Tired of hosting sensitive data off-site? Do you want to have hands-on access with your data? Adding a server room to an office is a bit more complicated than throwing all of your servers into the spare closet and calling it good. You get a lot of benefits from having all of your servers at the office, but there are plenty of considerations to keep in mind when setting up a server room. Here are four of them.
The first consideration is the most straightforward of them all. How much space do you need to physically fit all of your private servers? You don't want to cram in the servers, network cables and cooling system in as tightly as possible. You need some room for proper air ventilation and to provide space for the IT department to have easy access for troubleshooting and maintenance. Also, keep in mind green practices when setting up your room, which we detail in a previous post here. Not only do you have immediate benefits such as creating an eco-friendly and progressive space in your office, the City of Seattle found making offices greener has an effect on reducing the number of sick days your employees take. Since you're building everything from the beginning, it makes sense to keep the server room as green as possible. Consider using a portable air conditioner for cooling, and contain and exhaust hot air before it permeates the space.
2. Hardware Requirements
The joy of having a server room on-site is that you can pick whatever server hardware you want. The downfall is that you need to know your business' server requirements so you purchase enough servers to keep up with demand. You can base initial estimates off the type of server hardware you use with your virtual private server hosting provider, and identify areas you'd like to change. Maybe you'd like more memory in the servers or a different hardware vendor. Match your server needs to your software requirements. You also don't need to get quite as many physical servers as you are using through a web hosting company, if you choose to use virtualization. Another hardware consideration is your cooling system. All of those servers in one room are going to be hot, and climate control is essential to keeping everything in good working order.
3. Software Requirements
Some hardware vendors bundle your servers with operating systems and common business and enterprise applications. However, in many cases you're responsible for the cost of software licenses for your servers. Make a list of all applications you're currently using, and ensure the server technology you purchase is compatible with your mission critical software.
One of the most important considerations for your server room is security. Your data is essential to your business, especially if you are dealing with sensitive information, such as customer orders. You don't want just anyone having access to the physical server hardware, any more than you'd allow hackers to run rampant on your network. Requiring key card use, monitoring servers with videos, and employing security guards are all measures you can use to keep an on-site server room safe and secure.

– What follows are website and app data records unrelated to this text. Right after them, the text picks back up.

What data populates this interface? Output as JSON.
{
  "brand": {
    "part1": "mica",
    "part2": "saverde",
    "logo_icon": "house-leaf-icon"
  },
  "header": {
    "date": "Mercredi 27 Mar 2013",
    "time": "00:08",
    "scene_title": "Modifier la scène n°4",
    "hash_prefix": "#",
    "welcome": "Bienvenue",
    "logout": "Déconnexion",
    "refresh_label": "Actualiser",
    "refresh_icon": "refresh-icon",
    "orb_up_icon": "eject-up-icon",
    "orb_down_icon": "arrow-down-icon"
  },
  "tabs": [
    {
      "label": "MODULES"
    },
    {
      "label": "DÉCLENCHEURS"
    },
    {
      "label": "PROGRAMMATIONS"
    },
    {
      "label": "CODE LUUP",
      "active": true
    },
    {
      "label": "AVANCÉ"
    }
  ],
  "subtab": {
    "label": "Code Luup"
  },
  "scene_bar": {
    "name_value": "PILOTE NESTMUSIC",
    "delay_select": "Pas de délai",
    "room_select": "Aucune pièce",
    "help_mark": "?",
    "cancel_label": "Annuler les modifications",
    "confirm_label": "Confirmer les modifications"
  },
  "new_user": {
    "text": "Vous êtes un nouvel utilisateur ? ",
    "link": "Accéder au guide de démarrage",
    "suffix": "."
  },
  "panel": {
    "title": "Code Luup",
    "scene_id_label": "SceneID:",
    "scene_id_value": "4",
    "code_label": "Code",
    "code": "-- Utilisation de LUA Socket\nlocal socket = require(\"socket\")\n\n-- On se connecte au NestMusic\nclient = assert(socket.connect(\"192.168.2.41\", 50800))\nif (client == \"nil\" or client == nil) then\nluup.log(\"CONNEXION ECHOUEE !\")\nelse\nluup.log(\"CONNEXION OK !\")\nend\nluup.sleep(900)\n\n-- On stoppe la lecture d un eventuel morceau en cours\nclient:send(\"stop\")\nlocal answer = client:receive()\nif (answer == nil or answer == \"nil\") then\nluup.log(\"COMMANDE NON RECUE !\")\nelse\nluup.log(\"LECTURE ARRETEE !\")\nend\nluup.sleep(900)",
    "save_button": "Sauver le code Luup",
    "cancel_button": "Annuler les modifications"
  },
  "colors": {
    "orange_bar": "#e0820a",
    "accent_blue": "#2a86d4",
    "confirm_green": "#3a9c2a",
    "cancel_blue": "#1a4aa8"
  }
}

Are you considering creating a server room for your office? Tell us why or why not in the comments.
By: James OsgoodOffice Space , Office Space Design